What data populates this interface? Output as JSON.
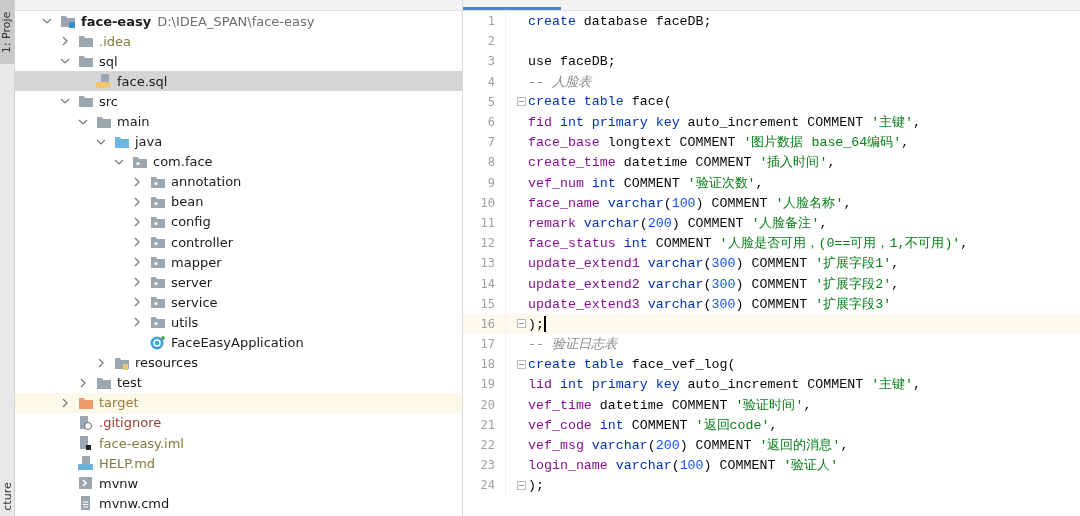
{
  "side_rail": {
    "top_tab": "1: Proje",
    "bottom_tab": "cture"
  },
  "tree": [
    {
      "name": "face-easy",
      "path": "D:\\IDEA_SPAN\\face-easy",
      "kind": "module",
      "expanded": true,
      "selected": false,
      "color": "#1a1a1a",
      "children": [
        {
          "name": ".idea",
          "kind": "folder",
          "expanded": false,
          "selected": false,
          "color": "#827a3c"
        },
        {
          "name": "sql",
          "kind": "folder",
          "expanded": true,
          "selected": false,
          "color": "#1a1a1a",
          "children": [
            {
              "name": "face.sql",
              "kind": "sql",
              "selected": true,
              "color": "#1a1a1a"
            }
          ]
        },
        {
          "name": "src",
          "kind": "folder",
          "expanded": true,
          "selected": false,
          "color": "#1a1a1a",
          "children": [
            {
              "name": "main",
              "kind": "folder",
              "expanded": true,
              "selected": false,
              "color": "#1a1a1a",
              "children": [
                {
                  "name": "java",
                  "kind": "source",
                  "expanded": true,
                  "selected": false,
                  "color": "#1a1a1a",
                  "children": [
                    {
                      "name": "com.face",
                      "kind": "package",
                      "expanded": true,
                      "selected": false,
                      "color": "#1a1a1a",
                      "children": [
                        {
                          "name": "annotation",
                          "kind": "package",
                          "expanded": false,
                          "selected": false,
                          "color": "#1a1a1a"
                        },
                        {
                          "name": "bean",
                          "kind": "package",
                          "expanded": false,
                          "selected": false,
                          "color": "#1a1a1a"
                        },
                        {
                          "name": "config",
                          "kind": "package",
                          "expanded": false,
                          "selected": false,
                          "color": "#1a1a1a"
                        },
                        {
                          "name": "controller",
                          "kind": "package",
                          "expanded": false,
                          "selected": false,
                          "color": "#1a1a1a"
                        },
                        {
                          "name": "mapper",
                          "kind": "package",
                          "expanded": false,
                          "selected": false,
                          "color": "#1a1a1a"
                        },
                        {
                          "name": "server",
                          "kind": "package",
                          "expanded": false,
                          "selected": false,
                          "color": "#1a1a1a"
                        },
                        {
                          "name": "service",
                          "kind": "package",
                          "expanded": false,
                          "selected": false,
                          "color": "#1a1a1a"
                        },
                        {
                          "name": "utils",
                          "kind": "package",
                          "expanded": false,
                          "selected": false,
                          "color": "#1a1a1a"
                        },
                        {
                          "name": "FaceEasyApplication",
                          "kind": "class",
                          "selected": false,
                          "color": "#1a1a1a"
                        }
                      ]
                    }
                  ]
                },
                {
                  "name": "resources",
                  "kind": "resources",
                  "expanded": false,
                  "selected": false,
                  "color": "#1a1a1a"
                }
              ]
            },
            {
              "name": "test",
              "kind": "folder",
              "expanded": false,
              "selected": false,
              "color": "#1a1a1a"
            }
          ]
        },
        {
          "name": "target",
          "kind": "excluded",
          "expanded": false,
          "selected": false,
          "color": "#a07a3a"
        },
        {
          "name": ".gitignore",
          "kind": "ignorefile",
          "selected": false,
          "color": "#9b3d2b"
        },
        {
          "name": "face-easy.iml",
          "kind": "iml",
          "selected": false,
          "color": "#827a3c"
        },
        {
          "name": "HELP.md",
          "kind": "md",
          "selected": false,
          "color": "#827a3c"
        },
        {
          "name": "mvnw",
          "kind": "script",
          "selected": false,
          "color": "#1a1a1a"
        },
        {
          "name": "mvnw.cmd",
          "kind": "text",
          "selected": false,
          "color": "#1a1a1a"
        }
      ]
    }
  ],
  "editor": {
    "lines": [
      {
        "number": "1",
        "current": false,
        "tokens": [
          {
            "kind": "keyword",
            "text": "create"
          },
          {
            "kind": "plain",
            "text": " database faceDB;"
          }
        ]
      },
      {
        "number": "2",
        "current": false
      },
      {
        "number": "3",
        "current": false,
        "tokens": [
          {
            "kind": "plain",
            "text": "use faceDB;"
          }
        ]
      },
      {
        "number": "4",
        "current": false,
        "tokens": [
          {
            "kind": "comment",
            "text": "-- 人脸表"
          }
        ]
      },
      {
        "number": "5",
        "current": false,
        "fold": true,
        "tokens": [
          {
            "kind": "keyword",
            "text": "create table"
          },
          {
            "kind": "plain",
            "text": " face("
          }
        ]
      },
      {
        "number": "6",
        "current": false,
        "tokens": [
          {
            "kind": "field",
            "text": "fid"
          },
          {
            "kind": "keyword",
            "text": " int primary key"
          },
          {
            "kind": "plain",
            "text": " auto_increment COMMENT "
          },
          {
            "kind": "string",
            "text": "'主键'"
          },
          {
            "kind": "plain",
            "text": ","
          }
        ]
      },
      {
        "number": "7",
        "current": false,
        "tokens": [
          {
            "kind": "field",
            "text": "face_base"
          },
          {
            "kind": "plain",
            "text": " longtext COMMENT "
          },
          {
            "kind": "string",
            "text": "'图片数据 base_64编码'"
          },
          {
            "kind": "plain",
            "text": ","
          }
        ]
      },
      {
        "number": "8",
        "current": false,
        "tokens": [
          {
            "kind": "field",
            "text": "create_time"
          },
          {
            "kind": "plain",
            "text": " datetime COMMENT "
          },
          {
            "kind": "string",
            "text": "'插入时间'"
          },
          {
            "kind": "plain",
            "text": ","
          }
        ]
      },
      {
        "number": "9",
        "current": false,
        "tokens": [
          {
            "kind": "field",
            "text": "vef_num"
          },
          {
            "kind": "keyword",
            "text": " int"
          },
          {
            "kind": "plain",
            "text": " COMMENT "
          },
          {
            "kind": "string",
            "text": "'验证次数'"
          },
          {
            "kind": "plain",
            "text": ","
          }
        ]
      },
      {
        "number": "10",
        "current": false,
        "tokens": [
          {
            "kind": "field",
            "text": "face_name"
          },
          {
            "kind": "keyword",
            "text": " varchar"
          },
          {
            "kind": "plain",
            "text": "("
          },
          {
            "kind": "number",
            "text": "100"
          },
          {
            "kind": "plain",
            "text": ") COMMENT "
          },
          {
            "kind": "string",
            "text": "'人脸名称'"
          },
          {
            "kind": "plain",
            "text": ","
          }
        ]
      },
      {
        "number": "11",
        "current": false,
        "tokens": [
          {
            "kind": "field",
            "text": "remark"
          },
          {
            "kind": "keyword",
            "text": " varchar"
          },
          {
            "kind": "plain",
            "text": "("
          },
          {
            "kind": "number",
            "text": "200"
          },
          {
            "kind": "plain",
            "text": ") COMMENT "
          },
          {
            "kind": "string",
            "text": "'人脸备注'"
          },
          {
            "kind": "plain",
            "text": ","
          }
        ]
      },
      {
        "number": "12",
        "current": false,
        "tokens": [
          {
            "kind": "field",
            "text": "face_status"
          },
          {
            "kind": "keyword",
            "text": " int"
          },
          {
            "kind": "plain",
            "text": " COMMENT "
          },
          {
            "kind": "string",
            "text": "'人脸是否可用，(0==可用，1,不可用)'"
          },
          {
            "kind": "plain",
            "text": ","
          }
        ]
      },
      {
        "number": "13",
        "current": false,
        "tokens": [
          {
            "kind": "field",
            "text": "update_extend1"
          },
          {
            "kind": "keyword",
            "text": " varchar"
          },
          {
            "kind": "plain",
            "text": "("
          },
          {
            "kind": "number",
            "text": "300"
          },
          {
            "kind": "plain",
            "text": ") COMMENT "
          },
          {
            "kind": "string",
            "text": "'扩展字段1'"
          },
          {
            "kind": "plain",
            "text": ","
          }
        ]
      },
      {
        "number": "14",
        "current": false,
        "tokens": [
          {
            "kind": "field",
            "text": "update_extend2"
          },
          {
            "kind": "keyword",
            "text": " varchar"
          },
          {
            "kind": "plain",
            "text": "("
          },
          {
            "kind": "number",
            "text": "300"
          },
          {
            "kind": "plain",
            "text": ") COMMENT "
          },
          {
            "kind": "string",
            "text": "'扩展字段2'"
          },
          {
            "kind": "plain",
            "text": ","
          }
        ]
      },
      {
        "number": "15",
        "current": false,
        "tokens": [
          {
            "kind": "field",
            "text": "update_extend3"
          },
          {
            "kind": "keyword",
            "text": " varchar"
          },
          {
            "kind": "plain",
            "text": "("
          },
          {
            "kind": "number",
            "text": "300"
          },
          {
            "kind": "plain",
            "text": ") COMMENT "
          },
          {
            "kind": "string",
            "text": "'扩展字段3'"
          }
        ]
      },
      {
        "number": "16",
        "current": true,
        "fold": true,
        "tokens": [
          {
            "kind": "plain",
            "text": ");"
          }
        ]
      },
      {
        "number": "17",
        "current": false,
        "tokens": [
          {
            "kind": "comment",
            "text": "-- 验证日志表"
          }
        ]
      },
      {
        "number": "18",
        "current": false,
        "fold": true,
        "tokens": [
          {
            "kind": "keyword",
            "text": "create table"
          },
          {
            "kind": "plain",
            "text": " face_vef_log("
          }
        ]
      },
      {
        "number": "19",
        "current": false,
        "tokens": [
          {
            "kind": "field",
            "text": "lid"
          },
          {
            "kind": "keyword",
            "text": " int primary key"
          },
          {
            "kind": "plain",
            "text": " auto_increment COMMENT "
          },
          {
            "kind": "string",
            "text": "'主键'"
          },
          {
            "kind": "plain",
            "text": ","
          }
        ]
      },
      {
        "number": "20",
        "current": false,
        "tokens": [
          {
            "kind": "field",
            "text": "vef_time"
          },
          {
            "kind": "plain",
            "text": " datetime COMMENT "
          },
          {
            "kind": "string",
            "text": "'验证时间'"
          },
          {
            "kind": "plain",
            "text": ","
          }
        ]
      },
      {
        "number": "21",
        "current": false,
        "tokens": [
          {
            "kind": "field",
            "text": "vef_code"
          },
          {
            "kind": "keyword",
            "text": " int"
          },
          {
            "kind": "plain",
            "text": " COMMENT "
          },
          {
            "kind": "string",
            "text": "'返回code'"
          },
          {
            "kind": "plain",
            "text": ","
          }
        ]
      },
      {
        "number": "22",
        "current": false,
        "tokens": [
          {
            "kind": "field",
            "text": "vef_msg"
          },
          {
            "kind": "keyword",
            "text": " varchar"
          },
          {
            "kind": "plain",
            "text": "("
          },
          {
            "kind": "number",
            "text": "200"
          },
          {
            "kind": "plain",
            "text": ") COMMENT "
          },
          {
            "kind": "string",
            "text": "'返回的消息'"
          },
          {
            "kind": "plain",
            "text": ","
          }
        ]
      },
      {
        "number": "23",
        "current": false,
        "tokens": [
          {
            "kind": "field",
            "text": "login_name"
          },
          {
            "kind": "keyword",
            "text": " varchar"
          },
          {
            "kind": "plain",
            "text": "("
          },
          {
            "kind": "number",
            "text": "100"
          },
          {
            "kind": "plain",
            "text": ") COMMENT "
          },
          {
            "kind": "string",
            "text": "'验证人'"
          }
        ]
      },
      {
        "number": "24",
        "current": false,
        "fold": true,
        "tokens": [
          {
            "kind": "plain",
            "text": ");"
          }
        ]
      }
    ]
  }
}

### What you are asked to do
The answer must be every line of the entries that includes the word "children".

### Expected answer
      "children": [
          "children": [
          "children": [
              "children": [
                  "children": [
                      "children": [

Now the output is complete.